- We’re defining the default appearance of the component, as well as its appearance while a state is applied, using a chained CSS class on the top-level element and a descendent selector (via Sass) to child elements that will change in appearance. Note that neither the default state nor a modified state of the component require CSS animations to be achieved! The goal here is to create a component that can be properly displayed even if CSS animations aren’t supported on a browser or fail for whatever reason
- We’re following some sensible conventions for the naming of classes and keyframes that fall outside typical BEM/namespacing guidelines: the a- animation class describes, in layman’s terms, what the animation’s doing, and the keyframes name is a combination of the element’s class plus the animation class, separated by a double hyphen (we could modify this to suit our specific application’s needs: what happens when we need responsive animations or are animating an element that has a BEM modifier?)
- When we add our modifier class to the top-level component via JS, we’re also adding the animation classes to the specific top-level and child elements. Note that this particular technique may require us to match our pre-modifier styles at 0% in our keyframes and our post-modifier styles at 100%. Remember: the goal is to completely decouple our animations from our component’s state, using them to augment our component in an additive manner, rather than making them a hard requirement to achieve state
- Lastly, we’re using the technique described in this simple StackOverflow answer to remove the animation classes when the animations complete, leaving us with a component that looks the way we want, has simple-to-trace CSS classes on (and in) it, and doesn’t force us to guess whether certain CSS animation properties were used to achieve the current visual state
Now, this approach has its faults: above all else, it will result in a lot of JS, both for adding the animation classes and then removing them when animations complete, and this pair of actions has to be taken on every single animated element. As you can imagine, the addClass() calls will begin to litter your editor before long, particularly if you’re working with a component that contains many animated children.
Additionally, there remains the question of what will happen to these animation classes if they fail to complete (or otherwise fire the “animationend” event) — for instance, in older browsers. We can probably assume they’d simply hang around on an element, functionless phantoms needlessly strewn throughout our JS and weighing down our HTML.
Lastly, because our animations are now decoupled from the state of our component, we’ve unfortunately introduced a new issue: multiple animation classes could be added to an element simultaneously — for instance, if a component’s state is toggled multiple times in rapid succession. This could result in weird, half-finished animations firing on top of one another, creating buggy, broken animations.

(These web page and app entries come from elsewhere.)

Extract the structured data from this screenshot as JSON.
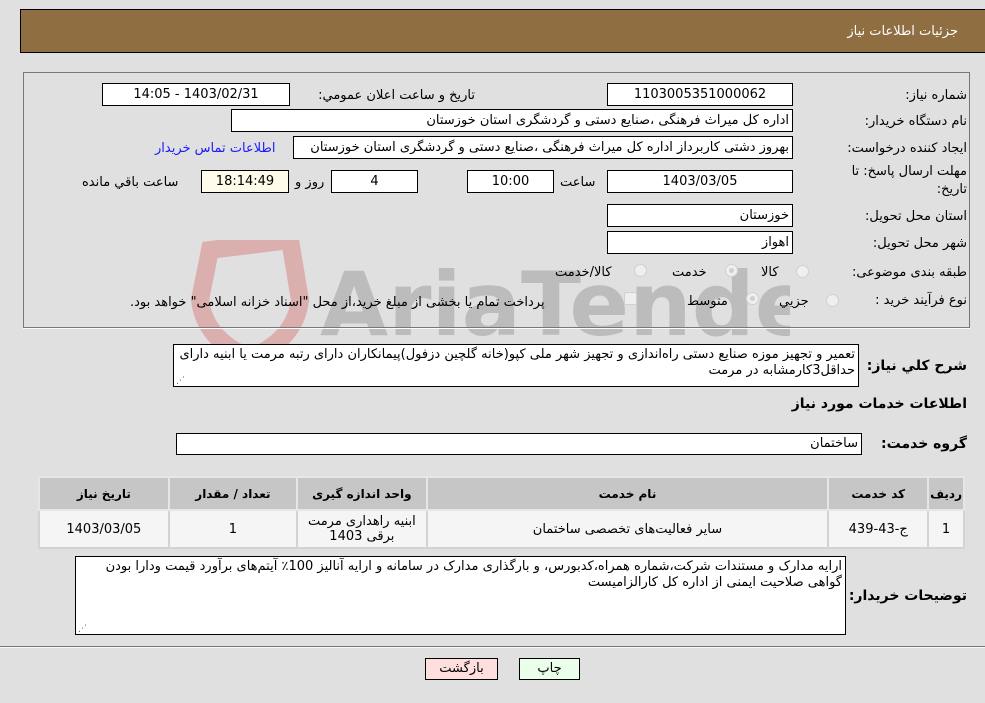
{
  "header": {
    "title": "جزئیات اطلاعات نیاز"
  },
  "form": {
    "need_number": {
      "label": "شماره نیاز:",
      "value": "1103005351000062"
    },
    "announce_datetime": {
      "label": "تاریخ و ساعت اعلان عمومي:",
      "value": "1403/02/31 - 14:05"
    },
    "buyer_org": {
      "label": "نام دستگاه خريدار:",
      "value": "اداره کل میراث فرهنگی ،صنایع دستی و گردشگری استان خوزستان"
    },
    "requester": {
      "label": "ایجاد کننده درخواست:",
      "value": "بهروز دشتی کاربرداز اداره کل میراث فرهنگی ،صنایع دستی و گردشگری استان خوزستان"
    },
    "buyer_contact_link": "اطلاعات تماس خريدار",
    "deadline": {
      "label_line1": "مهلت ارسال پاسخ: تا",
      "label_line2": "تاريخ:",
      "date": "1403/03/05",
      "time_label": "ساعت",
      "time": "10:00",
      "days": "4",
      "days_label": "روز و",
      "remaining": "18:14:49",
      "remaining_label": "ساعت باقي مانده"
    },
    "delivery_province": {
      "label": "استان محل تحویل:",
      "value": "خوزستان"
    },
    "delivery_city": {
      "label": "شهر محل تحویل:",
      "value": "اهواز"
    },
    "category": {
      "label": "طبقه بندی موضوعی:",
      "options": [
        "کالا",
        "خدمت",
        "کالا/خدمت"
      ],
      "selected": "خدمت"
    },
    "purchase_type": {
      "label": "نوع فرآیند خرید :",
      "options": [
        "جزيي",
        "متوسط"
      ],
      "selected": "متوسط",
      "treasury_note": "پرداخت تمام يا بخشی از مبلغ خريد،از محل \"اسناد خزانه اسلامی\" خواهد بود."
    }
  },
  "description": {
    "label": "شرح کلي نياز:",
    "text": "تعمیر و تجهیز موزه صنایع دستی راه‌اندازی و تجهیز شهر ملی کپو(خانه گلچین دزفول)پیمانکاران دارای رتبه مرمت  یا ابنیه دارای حداقل3کارمشابه در مرمت"
  },
  "services": {
    "section_title": "اطلاعات خدمات مورد نياز",
    "group_label": "گروه خدمت:",
    "group_value": "ساختمان",
    "table": {
      "columns": [
        "رديف",
        "کد خدمت",
        "نام خدمت",
        "واحد اندازه گيری",
        "تعداد / مقدار",
        "تاريخ نياز"
      ],
      "rows": [
        [
          "1",
          "ج-43-439",
          "سایر فعالیت‌های تخصصی ساختمان",
          "ابنیه راهداری مرمت برقی 1403",
          "1",
          "1403/03/05"
        ]
      ]
    }
  },
  "buyer_notes": {
    "label": "توضيحات خريدار:",
    "text": "ارایه مدارک و مستندات شرکت،شماره همراه،کدبورس، و بارگذاری مدارک در سامانه و ارایه آنالیز 100٪ آیتم‌های برآورد قیمت ودارا بودن گواهی صلاحیت ایمنی از اداره کل کارالزامیست"
  },
  "buttons": {
    "print": "چاپ",
    "back": "بازگشت"
  },
  "colors": {
    "header_bg": "#8f6e42",
    "print_bg": "#eaffea",
    "back_bg": "#ffdede",
    "link": "#1a1aff"
  },
  "watermark": "AriaTender.neT"
}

The second problem of these three is the easiest to solve: a feature detection library such as Modernizr would allow us to wrap our JS addClass() calls containing our animation classes in simple checks to verify a browser supports CSS animations. If not, just add the boolean class to change state, ignore the animation classes, and be on your way!
The first and third problems, however, are a bit more difficult to solve.
What we need is a two-pronged approach: the combination of a state machine (to manage a component’s state by supplying a configuration object containing references to the component’s elements and their related animations given a specific state) and a utility library (to manage the transition between states, adding and removing the aforementioned animation classes per element and allowing a change of state to occur only when the previous state has been 100% achieved and all animations have finished).
Allow the concepts and code we’ve seen here some time to sink in and look forward to Part 2!